Koros, W. J. - Presenter, Georgia Institute of Technology
Liu, Z., Georgia Institute of Technology
Qiu, W., Georgia Institute of Technology
Leon, N., Georgia Institute of Technology

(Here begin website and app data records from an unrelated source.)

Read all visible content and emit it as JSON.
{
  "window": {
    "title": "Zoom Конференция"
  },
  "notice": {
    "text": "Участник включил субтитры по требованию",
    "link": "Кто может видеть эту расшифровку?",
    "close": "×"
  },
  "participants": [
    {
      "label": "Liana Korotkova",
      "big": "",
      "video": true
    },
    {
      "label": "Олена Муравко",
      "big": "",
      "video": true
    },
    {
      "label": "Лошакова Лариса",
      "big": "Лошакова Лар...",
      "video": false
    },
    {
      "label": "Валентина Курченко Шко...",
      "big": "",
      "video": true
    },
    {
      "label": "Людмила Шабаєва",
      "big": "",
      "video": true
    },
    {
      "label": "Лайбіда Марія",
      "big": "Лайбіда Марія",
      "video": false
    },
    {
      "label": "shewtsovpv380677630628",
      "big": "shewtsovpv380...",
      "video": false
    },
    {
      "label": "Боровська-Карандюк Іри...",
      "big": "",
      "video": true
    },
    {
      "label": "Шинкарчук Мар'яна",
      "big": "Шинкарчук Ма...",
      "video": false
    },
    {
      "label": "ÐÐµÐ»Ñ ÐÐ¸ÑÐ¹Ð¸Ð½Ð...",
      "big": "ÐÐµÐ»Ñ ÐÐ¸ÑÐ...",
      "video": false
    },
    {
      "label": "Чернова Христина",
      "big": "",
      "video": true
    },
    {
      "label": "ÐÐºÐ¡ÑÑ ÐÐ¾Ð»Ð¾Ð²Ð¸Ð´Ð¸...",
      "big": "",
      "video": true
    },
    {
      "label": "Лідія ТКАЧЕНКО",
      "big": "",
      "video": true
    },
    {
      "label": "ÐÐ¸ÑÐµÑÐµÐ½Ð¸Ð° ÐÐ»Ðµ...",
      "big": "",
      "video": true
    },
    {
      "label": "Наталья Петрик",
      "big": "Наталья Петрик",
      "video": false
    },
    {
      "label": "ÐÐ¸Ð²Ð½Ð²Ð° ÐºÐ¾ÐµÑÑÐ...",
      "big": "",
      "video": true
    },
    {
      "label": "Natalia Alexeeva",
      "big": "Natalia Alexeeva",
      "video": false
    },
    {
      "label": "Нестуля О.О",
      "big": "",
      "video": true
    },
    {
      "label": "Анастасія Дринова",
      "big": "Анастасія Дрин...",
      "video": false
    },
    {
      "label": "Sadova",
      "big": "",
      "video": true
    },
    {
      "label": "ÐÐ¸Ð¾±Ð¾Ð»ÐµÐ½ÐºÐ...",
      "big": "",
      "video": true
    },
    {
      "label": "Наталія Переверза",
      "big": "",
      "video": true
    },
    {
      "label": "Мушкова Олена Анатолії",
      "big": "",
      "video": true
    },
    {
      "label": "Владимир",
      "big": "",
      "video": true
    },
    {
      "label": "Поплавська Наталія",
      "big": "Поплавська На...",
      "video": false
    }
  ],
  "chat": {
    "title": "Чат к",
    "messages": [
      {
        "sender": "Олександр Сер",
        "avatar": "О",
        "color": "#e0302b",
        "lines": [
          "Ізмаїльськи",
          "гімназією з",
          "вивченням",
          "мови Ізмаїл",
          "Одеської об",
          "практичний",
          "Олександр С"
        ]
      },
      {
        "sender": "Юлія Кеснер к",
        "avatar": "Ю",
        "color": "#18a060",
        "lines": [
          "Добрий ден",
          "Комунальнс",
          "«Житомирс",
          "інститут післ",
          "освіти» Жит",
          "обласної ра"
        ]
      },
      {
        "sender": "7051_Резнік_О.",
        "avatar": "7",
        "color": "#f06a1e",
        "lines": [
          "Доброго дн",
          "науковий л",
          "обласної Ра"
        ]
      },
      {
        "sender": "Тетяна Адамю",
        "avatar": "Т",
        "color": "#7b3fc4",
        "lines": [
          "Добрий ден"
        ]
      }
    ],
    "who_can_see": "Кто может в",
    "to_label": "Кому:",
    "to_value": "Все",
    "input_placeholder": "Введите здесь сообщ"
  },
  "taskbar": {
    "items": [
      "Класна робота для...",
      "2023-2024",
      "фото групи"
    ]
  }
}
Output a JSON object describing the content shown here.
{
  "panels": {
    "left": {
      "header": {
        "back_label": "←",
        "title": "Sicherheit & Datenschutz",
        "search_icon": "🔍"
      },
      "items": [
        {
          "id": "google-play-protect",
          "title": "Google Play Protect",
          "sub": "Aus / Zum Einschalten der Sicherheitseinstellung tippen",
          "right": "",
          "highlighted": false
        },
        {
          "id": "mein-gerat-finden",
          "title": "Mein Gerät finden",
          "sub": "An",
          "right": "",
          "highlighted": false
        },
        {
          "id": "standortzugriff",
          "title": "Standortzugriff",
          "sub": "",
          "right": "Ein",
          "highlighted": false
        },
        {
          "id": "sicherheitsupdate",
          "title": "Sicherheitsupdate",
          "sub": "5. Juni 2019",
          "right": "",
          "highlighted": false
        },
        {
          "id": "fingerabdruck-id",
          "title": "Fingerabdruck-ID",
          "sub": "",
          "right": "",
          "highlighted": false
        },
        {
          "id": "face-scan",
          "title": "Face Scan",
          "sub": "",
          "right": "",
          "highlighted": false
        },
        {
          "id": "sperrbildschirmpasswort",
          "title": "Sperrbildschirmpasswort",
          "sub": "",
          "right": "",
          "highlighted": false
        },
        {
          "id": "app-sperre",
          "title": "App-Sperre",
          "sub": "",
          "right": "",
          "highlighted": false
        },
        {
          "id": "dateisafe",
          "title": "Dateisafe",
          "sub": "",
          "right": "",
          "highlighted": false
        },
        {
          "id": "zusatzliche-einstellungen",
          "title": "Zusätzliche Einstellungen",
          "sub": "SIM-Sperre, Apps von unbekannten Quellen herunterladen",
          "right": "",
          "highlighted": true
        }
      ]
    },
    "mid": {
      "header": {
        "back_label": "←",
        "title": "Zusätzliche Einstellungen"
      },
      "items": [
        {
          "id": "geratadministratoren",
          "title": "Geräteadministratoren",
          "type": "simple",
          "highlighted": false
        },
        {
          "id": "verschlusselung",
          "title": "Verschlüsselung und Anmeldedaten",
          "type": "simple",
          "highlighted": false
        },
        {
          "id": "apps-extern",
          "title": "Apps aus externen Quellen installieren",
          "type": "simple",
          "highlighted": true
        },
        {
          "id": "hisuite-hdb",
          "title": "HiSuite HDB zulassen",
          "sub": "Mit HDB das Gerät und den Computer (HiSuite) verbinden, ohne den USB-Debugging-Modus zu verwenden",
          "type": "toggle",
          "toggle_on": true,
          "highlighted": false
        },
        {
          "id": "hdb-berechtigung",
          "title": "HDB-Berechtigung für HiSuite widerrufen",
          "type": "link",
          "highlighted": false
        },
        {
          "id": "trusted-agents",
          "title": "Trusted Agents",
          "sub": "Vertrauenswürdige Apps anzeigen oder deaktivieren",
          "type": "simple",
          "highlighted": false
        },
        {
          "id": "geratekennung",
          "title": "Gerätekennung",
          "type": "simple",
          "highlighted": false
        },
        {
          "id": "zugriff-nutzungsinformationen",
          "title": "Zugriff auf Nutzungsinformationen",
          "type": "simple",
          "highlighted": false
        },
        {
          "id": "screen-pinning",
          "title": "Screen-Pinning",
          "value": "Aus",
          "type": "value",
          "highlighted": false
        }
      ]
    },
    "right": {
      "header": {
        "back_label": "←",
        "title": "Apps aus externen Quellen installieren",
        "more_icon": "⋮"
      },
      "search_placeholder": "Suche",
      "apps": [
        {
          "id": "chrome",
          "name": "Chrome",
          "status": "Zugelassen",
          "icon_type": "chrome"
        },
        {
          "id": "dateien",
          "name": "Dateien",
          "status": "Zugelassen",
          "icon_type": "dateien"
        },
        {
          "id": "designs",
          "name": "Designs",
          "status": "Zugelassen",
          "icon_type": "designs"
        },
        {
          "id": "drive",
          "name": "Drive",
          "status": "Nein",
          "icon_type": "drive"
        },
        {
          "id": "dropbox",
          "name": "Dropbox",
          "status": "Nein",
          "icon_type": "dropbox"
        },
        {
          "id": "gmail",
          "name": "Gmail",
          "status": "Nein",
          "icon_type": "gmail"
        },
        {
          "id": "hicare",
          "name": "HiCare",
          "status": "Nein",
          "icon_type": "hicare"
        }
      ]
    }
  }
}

New opportunities for the chemical processing industry hydrocarbon sectors have been enabled by the emergence of shale gas as a resource. So-called downstream processes, related to those closer to the end user or consumer often require both reaction and separation. Such processes still relies primarily upon energy-intensive processes for key separations. This presentation will explain why advanced polymer-derived membranes, in asymmetric carbon molecular sieve hollow fiber forms are key tools pursue downstream opportunities. Such membranes can provide significant positive changes to reduce energy intensity and carbon dioxide emissions in areas such as olefin-paraffin separations. To achieve such changes, merging fundamental science and engineering principles to translate different polymer-derived membrane materials into practical modules is necessary and will be described. Besides relatively easily implemented cases, possible longer term connections involving both separation and reaction opportunities in large-scale processes will also be considered.